However, “doubling of performance” means different things in different contexts. Transaction processing does not account for all computer usage, but it does drive the market for large, networked systems purchased by large corporations and government agencies.
In a transaction processing environment, a major (though not only) measure of performance is the time that it takes to process a transaction. In pre-computer days, manual systems might take up to a month to process a simple invoice or purchase order. The first computers cut these times drastically. Even prior to ubiquitous networking of computers, a new generation of computers could halve the time needed to turn around a particular type of transaction.
So, if the first generation of computers cut turnaround time from a month to a fortnight, everyone needed to get one, for reasons of competitive advantage. If the next generation cut the time from two weeks to one, then one week is now the industry standard—and the hardware vendors are happy to provide the forklift upgrades.
However, what happens when transaction processing time, for certain types of transactions, are measure in seconds, rather than weeks, days, or hours? At some point, the halving of transaction processing time stops being a huge competitive advantage—particularly when the cost to achieve it is very high.
So, if your system takes, say, 8 seconds to process a transaction, it is unlikely that you will lose customers to a competitor solely because the other firm can promise a 4 second processing time. True, 4 is better than 8—but now people look closely at the cost of those marginal 4 seconds, as the halving is no longer a matter of competitive necessity.
Once this threshold is passed—and it will vary by application, by transaction type, by vertical industry, and by other factors—demand for new hardware by no means goes away. However, it will start to bear a closer relationship to the more gradual increase in number and complexity of transactions, rather than the steeply rising curve driven by Moore’s Law and competition.
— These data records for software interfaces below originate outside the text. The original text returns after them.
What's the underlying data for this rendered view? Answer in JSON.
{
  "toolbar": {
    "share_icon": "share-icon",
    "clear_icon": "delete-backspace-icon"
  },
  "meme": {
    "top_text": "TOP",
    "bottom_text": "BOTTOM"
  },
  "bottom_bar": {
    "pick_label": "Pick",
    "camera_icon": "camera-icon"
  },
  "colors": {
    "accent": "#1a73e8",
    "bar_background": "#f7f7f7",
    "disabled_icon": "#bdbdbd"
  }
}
This third effect, if combined with the first two, could go a long way towards explaining the depth of the post-Dot.com doldrums. However, a more interesting aspect is the idea of being able to spot a similar inflection point in other areas of IT. Anyone who can figure out how to do this—and, hey, we’re open to your ideas on this point—can wind up making a fortune. Assuming, that is, that you have the resources and nerve to short companies that have hitherto been following an upward exponential curve.